Govt. responds

In early Dec. 2023, the federal government announced an agreement with Visa and Mastercard that intends to lower transaction fees for small businesses. Touted to assist more than 90 per cent of credit card accepting businesses in Canada to qualify for lower rates, the changes hope to reduce interchange fees by 27 per cent, saving eligible small businesses a total of $1 billion over five years.“This is great news for Canadian small businesses across the country, which will collectively stand to benefit from savings of about $1 billion over the next five years,” said Rechie Valdez, Minister of Small Business, in a media release. “With these new agreements in place, our government is following through on our commitment to support small businesses that are facing higher costs because of inflation and increased interest rates. Reducing costs on small businesses will enable them to further invest in their business and its growth, while helping support their success now and into the future.”Under the finalized agreement, qualifying small businesses could see a reduction in consumer credit interchange fees for in-store transactions to an annual weighted average rate of 0.95 per cent; online transactions would go down 10 basis points for reductions of up to seven per cent; and free resources would be offered regarding online fraud and cybersecurity. But the changes will not happen overnight as the new rates are anticipated to come into effect this coming fall.

Changingd efinitions

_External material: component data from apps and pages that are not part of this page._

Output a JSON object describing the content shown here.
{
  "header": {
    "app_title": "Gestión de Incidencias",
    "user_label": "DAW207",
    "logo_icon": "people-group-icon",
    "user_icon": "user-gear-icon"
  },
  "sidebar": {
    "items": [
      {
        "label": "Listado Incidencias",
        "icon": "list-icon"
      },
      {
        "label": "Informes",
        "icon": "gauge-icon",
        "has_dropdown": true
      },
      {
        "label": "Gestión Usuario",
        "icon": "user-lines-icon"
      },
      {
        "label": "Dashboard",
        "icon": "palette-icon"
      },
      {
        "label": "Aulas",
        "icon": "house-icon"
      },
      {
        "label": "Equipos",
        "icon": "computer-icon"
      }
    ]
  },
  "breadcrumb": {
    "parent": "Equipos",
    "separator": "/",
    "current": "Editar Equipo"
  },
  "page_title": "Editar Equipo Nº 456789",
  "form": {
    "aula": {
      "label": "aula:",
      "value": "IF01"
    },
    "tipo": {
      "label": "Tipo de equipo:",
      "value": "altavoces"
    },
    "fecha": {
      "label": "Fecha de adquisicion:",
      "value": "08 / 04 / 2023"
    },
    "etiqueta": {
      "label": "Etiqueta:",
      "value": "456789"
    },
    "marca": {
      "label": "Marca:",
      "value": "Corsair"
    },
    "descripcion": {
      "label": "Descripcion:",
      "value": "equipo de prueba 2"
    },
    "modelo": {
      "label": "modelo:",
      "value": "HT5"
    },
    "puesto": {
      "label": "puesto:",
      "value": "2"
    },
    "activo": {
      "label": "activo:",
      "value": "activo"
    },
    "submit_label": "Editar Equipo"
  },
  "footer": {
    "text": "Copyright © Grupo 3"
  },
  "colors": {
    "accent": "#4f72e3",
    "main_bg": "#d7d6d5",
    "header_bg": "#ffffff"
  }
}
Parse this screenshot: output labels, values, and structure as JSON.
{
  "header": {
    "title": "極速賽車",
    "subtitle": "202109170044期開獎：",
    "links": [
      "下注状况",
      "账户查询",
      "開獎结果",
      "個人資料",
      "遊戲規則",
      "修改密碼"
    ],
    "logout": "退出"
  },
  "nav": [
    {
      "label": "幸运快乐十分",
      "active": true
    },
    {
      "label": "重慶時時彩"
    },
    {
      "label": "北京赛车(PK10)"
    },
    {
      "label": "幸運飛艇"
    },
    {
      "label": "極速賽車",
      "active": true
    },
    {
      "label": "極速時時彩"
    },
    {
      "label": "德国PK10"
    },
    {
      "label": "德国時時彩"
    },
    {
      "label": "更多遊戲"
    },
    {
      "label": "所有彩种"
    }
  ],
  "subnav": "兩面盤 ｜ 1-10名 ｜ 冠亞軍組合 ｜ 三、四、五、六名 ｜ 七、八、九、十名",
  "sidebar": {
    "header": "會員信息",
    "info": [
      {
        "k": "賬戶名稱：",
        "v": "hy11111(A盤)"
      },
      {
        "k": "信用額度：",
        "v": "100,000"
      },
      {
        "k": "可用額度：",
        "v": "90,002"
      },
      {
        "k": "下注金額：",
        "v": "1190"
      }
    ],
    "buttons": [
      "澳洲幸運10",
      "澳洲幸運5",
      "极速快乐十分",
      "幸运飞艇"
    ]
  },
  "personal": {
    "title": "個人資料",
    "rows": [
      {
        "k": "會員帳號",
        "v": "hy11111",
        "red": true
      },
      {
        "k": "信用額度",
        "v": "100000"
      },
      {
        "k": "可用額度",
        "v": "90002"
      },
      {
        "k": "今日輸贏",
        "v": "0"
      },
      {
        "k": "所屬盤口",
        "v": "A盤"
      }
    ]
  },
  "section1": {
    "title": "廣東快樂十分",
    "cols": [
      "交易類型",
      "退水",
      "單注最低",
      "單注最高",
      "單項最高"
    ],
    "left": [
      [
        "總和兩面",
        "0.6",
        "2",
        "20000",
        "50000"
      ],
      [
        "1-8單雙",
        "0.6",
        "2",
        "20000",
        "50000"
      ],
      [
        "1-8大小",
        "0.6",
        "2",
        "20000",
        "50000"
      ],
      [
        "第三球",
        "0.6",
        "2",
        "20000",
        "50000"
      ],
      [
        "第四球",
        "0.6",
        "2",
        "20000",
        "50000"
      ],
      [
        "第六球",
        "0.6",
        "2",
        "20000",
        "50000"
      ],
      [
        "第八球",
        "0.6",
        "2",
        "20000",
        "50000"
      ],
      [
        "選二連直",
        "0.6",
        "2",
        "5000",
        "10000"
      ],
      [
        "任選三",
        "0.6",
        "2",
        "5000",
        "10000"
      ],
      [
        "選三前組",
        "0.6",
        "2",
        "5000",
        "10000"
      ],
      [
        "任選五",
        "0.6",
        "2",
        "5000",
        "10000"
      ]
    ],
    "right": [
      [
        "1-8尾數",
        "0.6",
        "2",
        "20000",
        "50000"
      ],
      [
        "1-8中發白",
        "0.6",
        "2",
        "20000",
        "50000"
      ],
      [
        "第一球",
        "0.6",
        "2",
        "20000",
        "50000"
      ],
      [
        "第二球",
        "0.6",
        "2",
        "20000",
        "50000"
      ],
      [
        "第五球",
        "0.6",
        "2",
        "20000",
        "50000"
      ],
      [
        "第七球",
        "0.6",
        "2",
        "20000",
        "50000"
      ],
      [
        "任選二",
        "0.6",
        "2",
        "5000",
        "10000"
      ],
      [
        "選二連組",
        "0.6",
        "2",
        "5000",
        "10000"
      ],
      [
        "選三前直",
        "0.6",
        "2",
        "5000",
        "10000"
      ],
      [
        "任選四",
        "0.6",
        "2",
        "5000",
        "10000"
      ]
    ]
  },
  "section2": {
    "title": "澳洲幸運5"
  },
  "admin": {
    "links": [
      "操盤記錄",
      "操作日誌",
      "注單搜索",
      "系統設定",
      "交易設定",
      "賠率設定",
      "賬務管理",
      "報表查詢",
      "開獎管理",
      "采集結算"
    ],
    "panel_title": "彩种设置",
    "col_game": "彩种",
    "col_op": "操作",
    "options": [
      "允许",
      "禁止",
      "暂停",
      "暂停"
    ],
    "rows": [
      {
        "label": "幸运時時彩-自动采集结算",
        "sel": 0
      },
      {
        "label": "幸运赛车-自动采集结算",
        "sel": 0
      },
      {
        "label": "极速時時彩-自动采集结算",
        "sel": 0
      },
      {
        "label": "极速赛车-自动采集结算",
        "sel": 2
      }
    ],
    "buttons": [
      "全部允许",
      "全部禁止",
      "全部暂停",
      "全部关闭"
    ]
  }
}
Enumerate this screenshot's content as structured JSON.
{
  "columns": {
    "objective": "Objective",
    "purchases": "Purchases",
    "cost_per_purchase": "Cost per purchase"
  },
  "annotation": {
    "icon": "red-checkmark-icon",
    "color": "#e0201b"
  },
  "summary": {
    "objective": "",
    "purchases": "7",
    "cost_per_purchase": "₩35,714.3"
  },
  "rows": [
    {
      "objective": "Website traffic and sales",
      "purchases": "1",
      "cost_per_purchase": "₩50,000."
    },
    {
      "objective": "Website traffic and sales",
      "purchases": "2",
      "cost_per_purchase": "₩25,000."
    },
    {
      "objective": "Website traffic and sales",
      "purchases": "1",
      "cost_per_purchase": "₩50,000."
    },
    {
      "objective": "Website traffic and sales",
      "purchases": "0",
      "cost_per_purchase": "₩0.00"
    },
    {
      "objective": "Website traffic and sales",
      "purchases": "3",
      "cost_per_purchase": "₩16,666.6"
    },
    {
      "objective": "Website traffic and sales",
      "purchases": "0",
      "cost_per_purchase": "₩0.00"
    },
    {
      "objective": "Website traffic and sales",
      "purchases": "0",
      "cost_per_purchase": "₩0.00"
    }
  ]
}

So how did this mess all start? Previously, Canadian business owners simply could not charge customers transaction fees to use their cards. It will illegal. The credit card companies would collect between one and three per cent on each transaction, and under the old regulations, the fees businesses faced were absorbed leaving a result of increased expenses and reduced profits. In Oct. 2022, a lawsuit between Visa, Mastercard and a group of Canadian businesses began, resulting in businesses across the country now being allowed to charge up to 2.4 per cent of the transaction cost to the customer (except Quebec. Consumer protection laws still prohibit merchants from charging the credit card fees along to the consumer).With that change, businesses began to realize a small amount of extra revenue. The question then became “are credit card surcharges taxable?”Ultimately, it was found that credit card surcharges are not part of business revenue, but a payment for a service offered to consumers—the convenience of paying with a card. This means the surcharges actually land under the category of financial service payments, which are exempt from federal tax. That’s where the special exception to the Excise Tax Act came in, making all credit card surcharges paid on or after March 29, 2023 subject to GST/HST.Amid the flurry of changes from credit card companies, government and tweaking federal law, one may conclude Truman’s ‘discount for cash’ idea as a simple, clever solution to a complicated problem.

Ryan Kiedrowski, Local Journalism Initiative Reporter, The World-Spectator